Program your own Finite State Machine using a SPLat Controller for only $29.00.
The EC1 "EasyOne", a 32-bit fully featured SPLat Controller with USB and true multi-tasking is a easy way to learn and a cheap way to build your project.
Translating the state diagram into program code
Thus far you have seen how to design a Finite State Machine as an abstract diagram involving states, events, state transitions and actions. Now I shall show you how this can be translated into program code.
I will be using 2 languages, VB.NET from Microsoft and my company's SPLat language with MultiTrack. These are both nominally BASIC languages, yet the differences are quite profound. The state machine I will use is the one in figure 8.
SPLat with MultiTrack™
This is our proprietary language, developed at SPLat Controls especially for embedded realtime machine controllers. It is heavily biased towards FSMs and multitasking.
Visual Basic .NET
I selected this because:
- Visual Basic is very popular and its syntax is fairly transparent, even to people with no previous exposure to BASIC
- BASIC is often the language of choice for non-professional programmers (though many professionals use it as well).
- Visual Basic is an event driven language. This means that when something happens a subroutine or function is triggered that is designed to handle that event (called an event handler). This is very close to the same as what happens in preemptive multitasking realtime operating systems
- VB.NET is available free from Microsoft. It is called Visual Basic 2008, Express Edition.
You can download it here

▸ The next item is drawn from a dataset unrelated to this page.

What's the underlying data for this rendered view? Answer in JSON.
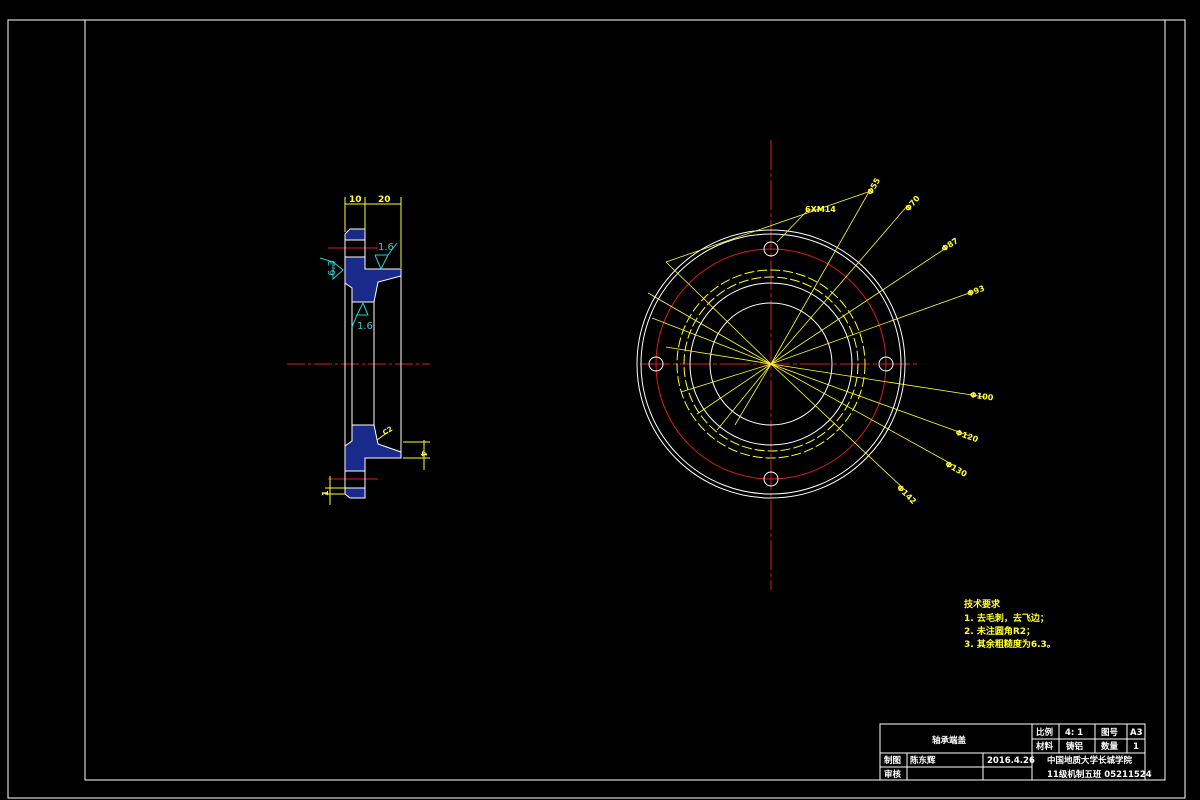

You will be able to follow the example without replicating it on your own computer. If you are reading this with passing interest only, that's fine. If you really want to learn about FSMs then it will be worth the time and effort to download VB.NET and learn how to drive it. If you do, you will be able to modify my example and then go on to creating your own, which is the best way to learn.